## Assignment:
Even if the data beneath seems repetitive, write it all out again exactly.

## Records provided:
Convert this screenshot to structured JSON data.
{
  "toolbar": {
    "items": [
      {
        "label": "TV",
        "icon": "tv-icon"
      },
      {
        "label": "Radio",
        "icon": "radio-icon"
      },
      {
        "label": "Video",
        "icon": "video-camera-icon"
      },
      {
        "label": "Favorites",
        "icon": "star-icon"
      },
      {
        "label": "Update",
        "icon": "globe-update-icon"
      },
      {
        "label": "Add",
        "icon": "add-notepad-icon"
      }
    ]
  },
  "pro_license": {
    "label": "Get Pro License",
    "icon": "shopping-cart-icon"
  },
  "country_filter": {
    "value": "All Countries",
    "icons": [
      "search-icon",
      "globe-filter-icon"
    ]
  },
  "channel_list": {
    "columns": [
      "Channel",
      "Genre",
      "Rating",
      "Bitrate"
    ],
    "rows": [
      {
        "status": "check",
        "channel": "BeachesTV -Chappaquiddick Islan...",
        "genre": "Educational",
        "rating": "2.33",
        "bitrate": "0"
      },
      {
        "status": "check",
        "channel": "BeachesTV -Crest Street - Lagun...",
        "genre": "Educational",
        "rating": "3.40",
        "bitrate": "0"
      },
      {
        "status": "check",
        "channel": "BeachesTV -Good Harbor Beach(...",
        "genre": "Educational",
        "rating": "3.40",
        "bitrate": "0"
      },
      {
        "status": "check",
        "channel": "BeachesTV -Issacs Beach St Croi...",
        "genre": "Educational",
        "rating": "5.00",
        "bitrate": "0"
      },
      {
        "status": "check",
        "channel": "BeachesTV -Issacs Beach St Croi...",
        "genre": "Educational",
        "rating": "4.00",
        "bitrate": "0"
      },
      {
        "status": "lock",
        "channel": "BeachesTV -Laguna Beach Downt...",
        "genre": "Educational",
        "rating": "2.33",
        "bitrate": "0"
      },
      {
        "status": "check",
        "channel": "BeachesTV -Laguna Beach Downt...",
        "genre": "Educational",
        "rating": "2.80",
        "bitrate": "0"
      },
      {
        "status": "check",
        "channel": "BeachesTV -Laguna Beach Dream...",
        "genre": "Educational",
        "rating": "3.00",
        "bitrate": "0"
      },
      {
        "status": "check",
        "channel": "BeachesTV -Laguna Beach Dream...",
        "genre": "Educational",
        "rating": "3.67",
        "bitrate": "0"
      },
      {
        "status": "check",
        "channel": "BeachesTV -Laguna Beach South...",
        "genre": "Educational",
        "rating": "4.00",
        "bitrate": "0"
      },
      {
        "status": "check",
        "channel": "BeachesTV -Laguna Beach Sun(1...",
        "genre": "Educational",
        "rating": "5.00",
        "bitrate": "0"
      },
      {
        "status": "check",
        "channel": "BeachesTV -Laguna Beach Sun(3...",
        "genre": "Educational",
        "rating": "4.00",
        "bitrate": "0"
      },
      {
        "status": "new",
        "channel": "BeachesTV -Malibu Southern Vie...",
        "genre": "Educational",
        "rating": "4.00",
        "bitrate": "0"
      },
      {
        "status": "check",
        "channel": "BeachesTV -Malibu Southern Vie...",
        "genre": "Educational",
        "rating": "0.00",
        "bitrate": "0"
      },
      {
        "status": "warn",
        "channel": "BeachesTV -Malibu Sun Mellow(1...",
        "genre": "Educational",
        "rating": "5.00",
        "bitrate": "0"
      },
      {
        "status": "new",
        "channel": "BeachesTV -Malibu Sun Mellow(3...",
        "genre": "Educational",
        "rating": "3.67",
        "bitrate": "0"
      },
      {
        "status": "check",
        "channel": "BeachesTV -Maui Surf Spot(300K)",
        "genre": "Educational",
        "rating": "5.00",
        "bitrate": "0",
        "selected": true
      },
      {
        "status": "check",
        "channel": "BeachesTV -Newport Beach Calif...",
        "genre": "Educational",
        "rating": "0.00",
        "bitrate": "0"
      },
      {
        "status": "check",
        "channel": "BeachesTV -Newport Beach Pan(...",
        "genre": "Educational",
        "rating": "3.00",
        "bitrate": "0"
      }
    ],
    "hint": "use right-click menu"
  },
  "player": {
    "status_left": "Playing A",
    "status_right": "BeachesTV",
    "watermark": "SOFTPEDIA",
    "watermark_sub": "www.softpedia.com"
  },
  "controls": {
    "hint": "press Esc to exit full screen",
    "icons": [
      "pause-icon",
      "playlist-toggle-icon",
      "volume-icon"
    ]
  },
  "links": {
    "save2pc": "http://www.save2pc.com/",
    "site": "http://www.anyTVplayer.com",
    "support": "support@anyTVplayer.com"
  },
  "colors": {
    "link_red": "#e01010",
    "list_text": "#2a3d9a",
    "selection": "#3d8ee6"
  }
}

## Answer to the exercise:
Convert this screenshot to structured JSON data.
{
  "toolbar": {
    "items": [
      {
        "label": "TV",
        "icon": "tv-icon"
      },
      {
        "label": "Radio",
        "icon": "radio-icon"
      },
      {
        "label": "Video",
        "icon": "video-camera-icon"
      },
      {
        "label": "Favorites",
        "icon": "star-icon"
      },
      {
        "label": "Update",
        "icon": "globe-update-icon"
      },
      {
        "label": "Add",
        "icon": "add-notepad-icon"
      }
    ]
  },
  "pro_license": {
    "label": "Get Pro License",
    "icon": "shopping-cart-icon"
  },
  "country_filter": {
    "value": "All Countries",
    "icons": [
      "search-icon",
      "globe-filter-icon"
    ]
  },
  "channel_list": {
    "columns": [
      "Channel",
      "Genre",
      "Rating",
      "Bitrate"
    ],
    "rows": [
      {
        "status": "check",
        "channel": "BeachesTV -Chappaquiddick Islan...",
        "genre": "Educational",
        "rating": "2.33",
        "bitrate": "0"
      },
      {
        "status": "check",
        "channel": "BeachesTV -Crest Street - Lagun...",
        "genre": "Educational",
        "rating": "3.40",
        "bitrate": "0"
      },
      {
        "status": "check",
        "channel": "BeachesTV -Good Harbor Beach(...",
        "genre": "Educational",
        "rating": "3.40",
        "bitrate": "0"
      },
      {
        "status": "check",
        "channel": "BeachesTV -Issacs Beach St Croi...",
        "genre": "Educational",
        "rating": "5.00",
        "bitrate": "0"
      },
      {
        "status": "check",
        "channel": "BeachesTV -Issacs Beach St Croi...",
        "genre": "Educational",
        "rating": "4.00",
        "bitrate": "0"
      },
      {
        "status": "lock",
        "channel": "BeachesTV -Laguna Beach Downt...",
        "genre": "Educational",
        "rating": "2.33",
        "bitrate": "0"
      },
      {
        "status": "check",
        "channel": "BeachesTV -Laguna Beach Downt...",
        "genre": "Educational",
        "rating": "2.80",
        "bitrate": "0"
      },
      {
        "status": "check",
        "channel": "BeachesTV -Laguna Beach Dream...",
        "genre": "Educational",
        "rating": "3.00",
        "bitrate": "0"
      },
      {
        "status": "check",
        "channel": "BeachesTV -Laguna Beach Dream...",
        "genre": "Educational",
        "rating": "3.67",
        "bitrate": "0"
      },
      {
        "status": "check",
        "channel": "BeachesTV -Laguna Beach South...",
        "genre": "Educational",
        "rating": "4.00",
        "bitrate": "0"
      },
      {
        "status": "check",
        "channel": "BeachesTV -Laguna Beach Sun(1...",
        "genre": "Educational",
        "rating": "5.00",
        "bitrate": "0"
      },
      {
        "status": "check",
        "channel": "BeachesTV -Laguna Beach Sun(3...",
        "genre": "Educational",
        "rating": "4.00",
        "bitrate": "0"
      },
      {
        "status": "new",
        "channel": "BeachesTV -Malibu Southern Vie...",
        "genre": "Educational",
        "rating": "4.00",
        "bitrate": "0"
      },
      {
        "status": "check",
        "channel": "BeachesTV -Malibu Southern Vie...",
        "genre": "Educational",
        "rating": "0.00",
        "bitrate": "0"
      },
      {
        "status": "warn",
        "channel": "BeachesTV -Malibu Sun Mellow(1...",
        "genre": "Educational",
        "rating": "5.00",
        "bitrate": "0"
      },
      {
        "status": "new",
        "channel": "BeachesTV -Malibu Sun Mellow(3...",
        "genre": "Educational",
        "rating": "3.67",
        "bitrate": "0"
      },
      {
        "status": "check",
        "channel": "BeachesTV -Maui Surf Spot(300K)",
        "genre": "Educational",
        "rating": "5.00",
        "bitrate": "0",
        "selected": true
      },
      {
        "status": "check",
        "channel": "BeachesTV -Newport Beach Calif...",
        "genre": "Educational",
        "rating": "0.00",
        "bitrate": "0"
      },
      {
        "status": "check",
        "channel": "BeachesTV -Newport Beach Pan(...",
        "genre": "Educational",
        "rating": "3.00",
        "bitrate": "0"
      }
    ],
    "hint": "use right-click menu"
  },
  "player": {
    "status_left": "Playing A",
    "status_right": "BeachesTV",
    "watermark": "SOFTPEDIA",
    "watermark_sub": "www.softpedia.com"
  },
  "controls": {
    "hint": "press Esc to exit full screen",
    "icons": [
      "pause-icon",
      "playlist-toggle-icon",
      "volume-icon"
    ]
  },
  "links": {
    "save2pc": "http://www.save2pc.com/",
    "site": "http://www.anyTVplayer.com",
    "support": "support@anyTVplayer.com"
  },
  "colors": {
    "link_red": "#e01010",
    "list_text": "#2a3d9a",
    "selection": "#3d8ee6"
  }
}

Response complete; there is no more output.